Start of Block

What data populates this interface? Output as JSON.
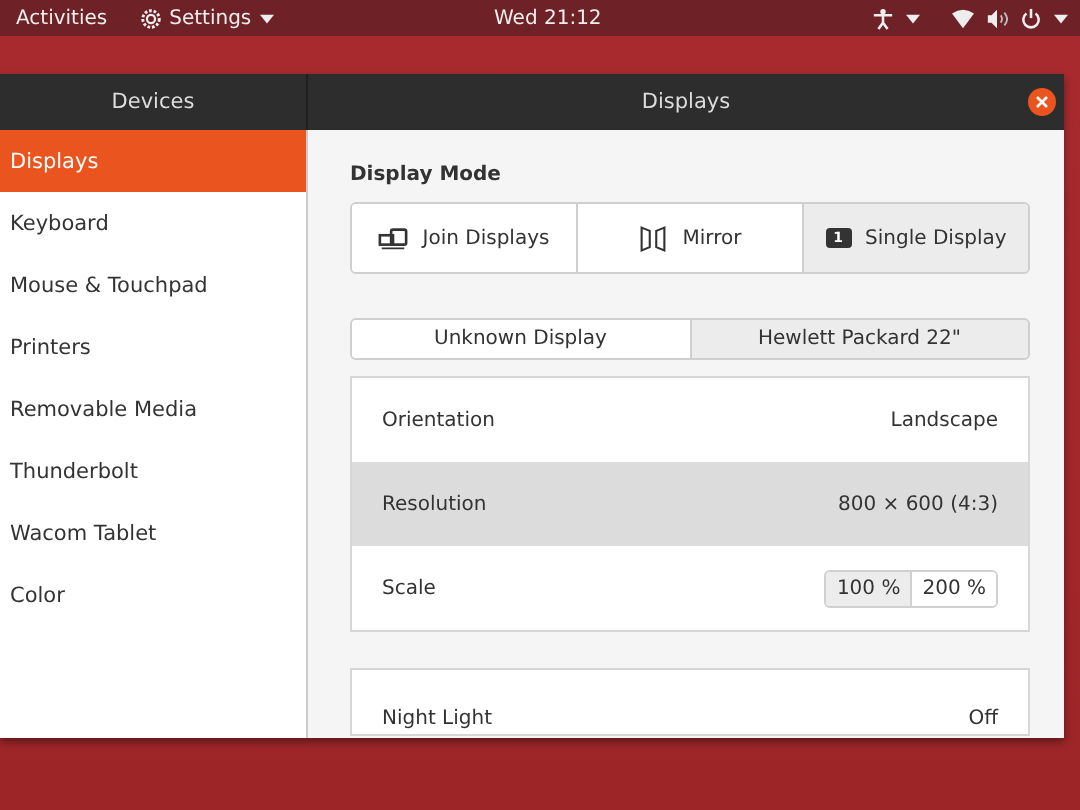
{
  "top_bar": {
    "activities": "Activities",
    "app_menu": "Settings",
    "clock": "Wed 21:12"
  },
  "window": {
    "sidebar_title": "Devices",
    "title": "Displays"
  },
  "sidebar": {
    "items": [
      {
        "label": "Displays",
        "selected": true
      },
      {
        "label": "Keyboard",
        "selected": false
      },
      {
        "label": "Mouse & Touchpad",
        "selected": false
      },
      {
        "label": "Printers",
        "selected": false
      },
      {
        "label": "Removable Media",
        "selected": false
      },
      {
        "label": "Thunderbolt",
        "selected": false
      },
      {
        "label": "Wacom Tablet",
        "selected": false
      },
      {
        "label": "Color",
        "selected": false
      }
    ]
  },
  "display_mode": {
    "heading": "Display Mode",
    "modes": [
      {
        "kind": "join",
        "label": "Join Displays",
        "selected": false
      },
      {
        "kind": "mirror",
        "label": "Mirror",
        "selected": false
      },
      {
        "kind": "single",
        "label": "Single Display",
        "badge": "1",
        "selected": true
      }
    ]
  },
  "monitors": [
    {
      "label": "Unknown Display",
      "selected": false
    },
    {
      "label": "Hewlett Packard 22\"",
      "selected": true
    }
  ],
  "settings": [
    {
      "kind": "value",
      "label": "Orientation",
      "value": "Landscape",
      "selected": false
    },
    {
      "kind": "value",
      "label": "Resolution",
      "value": "800 × 600 (4:3)",
      "selected": true
    },
    {
      "kind": "scale",
      "label": "Scale",
      "options": [
        {
          "label": "100 %",
          "selected": true
        },
        {
          "label": "200 %",
          "selected": false
        }
      ],
      "selected": false
    }
  ],
  "night_light": {
    "label": "Night Light",
    "value": "Off"
  }
}
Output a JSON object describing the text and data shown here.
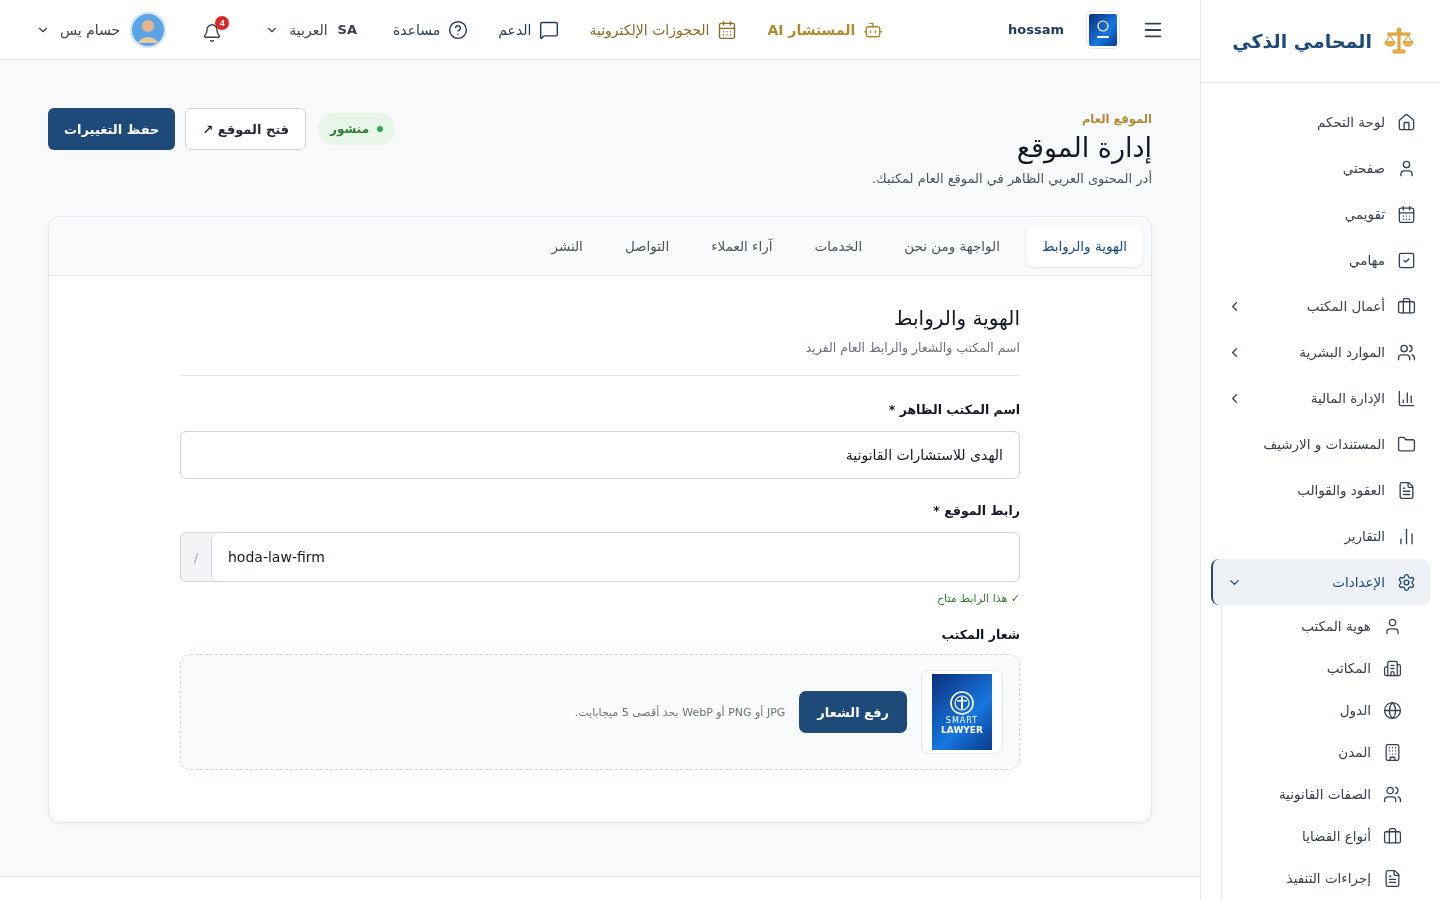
{
  "brand": {
    "name": "المحامي الذكي"
  },
  "topbar": {
    "user_short": "hossam",
    "links": [
      {
        "label": "المستشار AI",
        "kind": "ai"
      },
      {
        "label": "الحجوزات الإلكترونية",
        "kind": "bookings"
      },
      {
        "label": "الدعم",
        "kind": "support"
      },
      {
        "label": "مساعدة",
        "kind": "help"
      }
    ],
    "language": {
      "code": "SA",
      "label": "العربية"
    },
    "notifications": "4",
    "user_name": "حسام يس"
  },
  "sidebar": {
    "items": [
      {
        "label": "لوحة التحكم",
        "kind": "link",
        "selected": false
      },
      {
        "label": "صفحتي",
        "kind": "link",
        "selected": false
      },
      {
        "label": "تقويمي",
        "kind": "link",
        "selected": false
      },
      {
        "label": "مهامي",
        "kind": "link",
        "selected": false
      },
      {
        "label": "أعمال المكتب",
        "kind": "group",
        "selected": false,
        "expanded": false
      },
      {
        "label": "الموارد البشرية",
        "kind": "group",
        "selected": false,
        "expanded": false
      },
      {
        "label": "الإدارة المالية",
        "kind": "group",
        "selected": false,
        "expanded": false
      },
      {
        "label": "المستندات و الارشيف",
        "kind": "link",
        "selected": false
      },
      {
        "label": "العقود والقوالب",
        "kind": "link",
        "selected": false
      },
      {
        "label": "التقارير",
        "kind": "link",
        "selected": false
      },
      {
        "label": "الإعدادات",
        "kind": "group",
        "selected": true,
        "expanded": true,
        "children": [
          {
            "label": "هوية المكتب",
            "selected": false
          },
          {
            "label": "المكاتب",
            "selected": false
          },
          {
            "label": "الدول",
            "selected": false
          },
          {
            "label": "المدن",
            "selected": false
          },
          {
            "label": "الصفات القانونية",
            "selected": false
          },
          {
            "label": "أنواع القضايا",
            "selected": false
          },
          {
            "label": "إجراءات التنفيذ",
            "selected": false
          }
        ]
      }
    ]
  },
  "page": {
    "breadcrumb": "الموقع العام",
    "title": "إدارة الموقع",
    "subtitle": "أدر المحتوى العربي الظاهر في الموقع العام لمكتبك.",
    "status": {
      "label": "منشور",
      "published": true
    },
    "open_button": "فتح الموقع ↗",
    "save_button": "حفظ التغييرات"
  },
  "tabs": [
    {
      "label": "الهوية والروابط",
      "selected": true
    },
    {
      "label": "الواجهة ومن نحن",
      "selected": false
    },
    {
      "label": "الخدمات",
      "selected": false
    },
    {
      "label": "آراء العملاء",
      "selected": false
    },
    {
      "label": "التواصل",
      "selected": false
    },
    {
      "label": "النشر",
      "selected": false
    }
  ],
  "section": {
    "title": "الهوية والروابط",
    "subtitle": "اسم المكتب والشعار والرابط العام الفريد",
    "name_field": {
      "label": "اسم المكتب الظاهر *",
      "value": "الهدى للاستشارات القانونية"
    },
    "slug_field": {
      "label": "رابط الموقع *",
      "prefix": "/",
      "value": "hoda-law-firm",
      "hint": "✓ هذا الرابط متاح",
      "available": true
    },
    "logo": {
      "label": "شعار المكتب",
      "caption_top": "SMART",
      "caption_bottom": "LAWYER",
      "upload_button": "رفع الشعار",
      "hint": "JPG أو PNG أو WebP بحد أقصى 5 ميجابايت."
    }
  }
}
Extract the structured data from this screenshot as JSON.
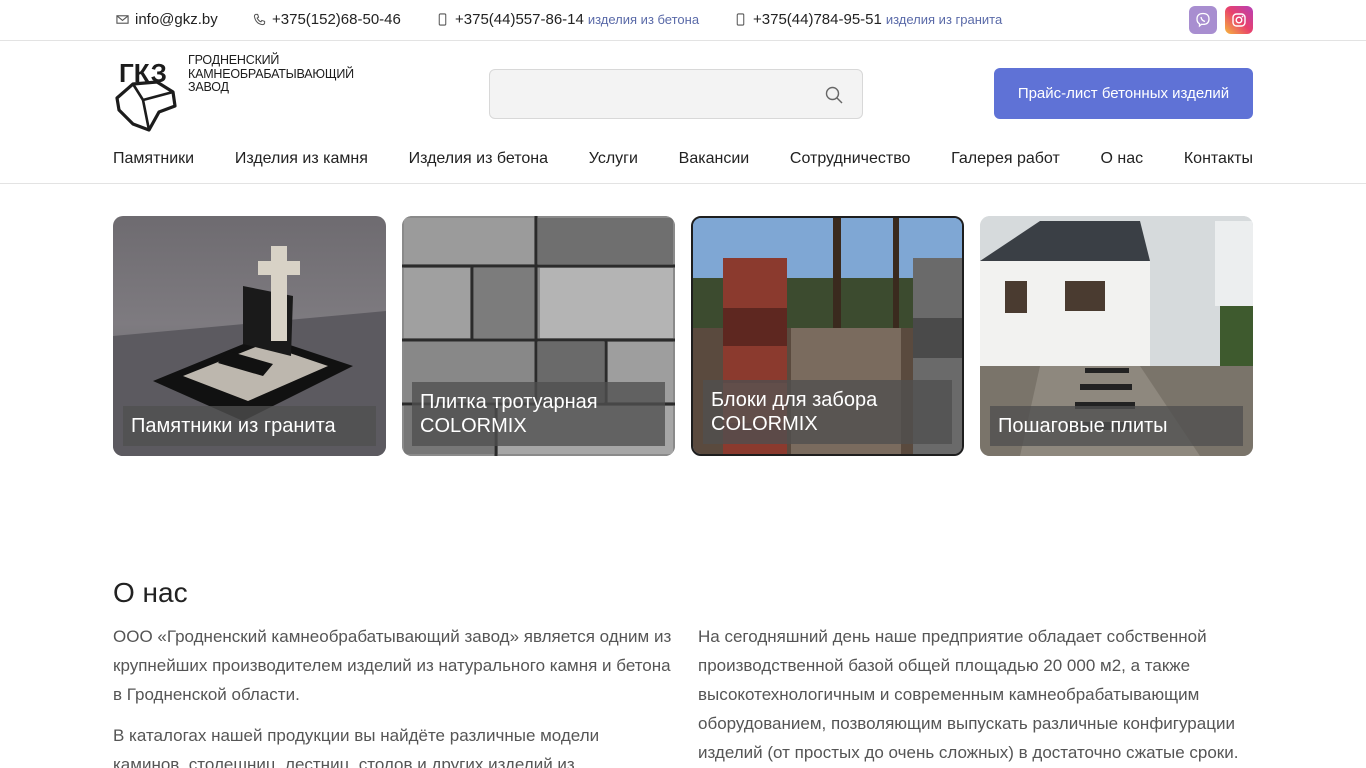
{
  "topbar": {
    "email": "info@gkz.by",
    "phone1": "+375(152)68-50-46",
    "phone2": "+375(44)557-86-14",
    "phone2_note": "изделия из бетона",
    "phone3": "+375(44)784-95-51",
    "phone3_note": "изделия из гранита",
    "icons": [
      "mail-icon",
      "phone-icon",
      "mobile-icon",
      "mobile-icon",
      "viber-icon",
      "instagram-icon"
    ]
  },
  "logo": {
    "mark": "ГКЗ",
    "line1": "Гродненский",
    "line2": "камнеобрабатывающий",
    "line3": "завод"
  },
  "search": {
    "placeholder": "",
    "value": ""
  },
  "price_button": "Прайс-лист бетонных изделий",
  "nav": [
    "Памятники",
    "Изделия из камня",
    "Изделия из бетона",
    "Услуги",
    "Вакансии",
    "Сотрудничество",
    "Галерея работ",
    "О нас",
    "Контакты"
  ],
  "cards": [
    {
      "title": "Памятники из гранита"
    },
    {
      "title": "Плитка тротуарная COLORMIX"
    },
    {
      "title": "Блоки для забора COLORMIX"
    },
    {
      "title": "Пошаговые плиты"
    }
  ],
  "about": {
    "title": "О нас",
    "left_p1": "ООО «Гродненский камнеобрабатывающий завод» является одним из крупнейших производителем изделий из натурального камня и бетона в Гродненской области.",
    "left_p2": "В каталогах нашей продукции вы найдёте различные модели каминов, столешниц, лестниц, столов и других изделий из",
    "right_p1": "На сегодняшний день наше предприятие обладает собственной производственной базой общей площадью 20 000 м2, а также высокотехнологичным и современным камнеобрабатывающим оборудованием, позволяющим выпускать различные конфигурации изделий (от простых до очень сложных) в достаточно сжатые сроки."
  },
  "colors": {
    "accent": "#5f72d6",
    "note": "#5a6aa8",
    "text": "#222222",
    "muted": "#555555",
    "viber": "#a88ed0"
  }
}
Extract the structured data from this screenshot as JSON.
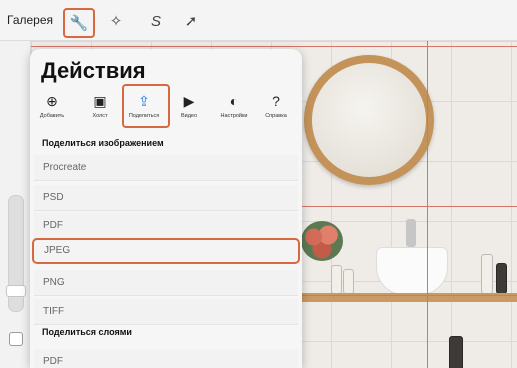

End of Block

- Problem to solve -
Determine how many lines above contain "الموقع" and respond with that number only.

- Response box -
5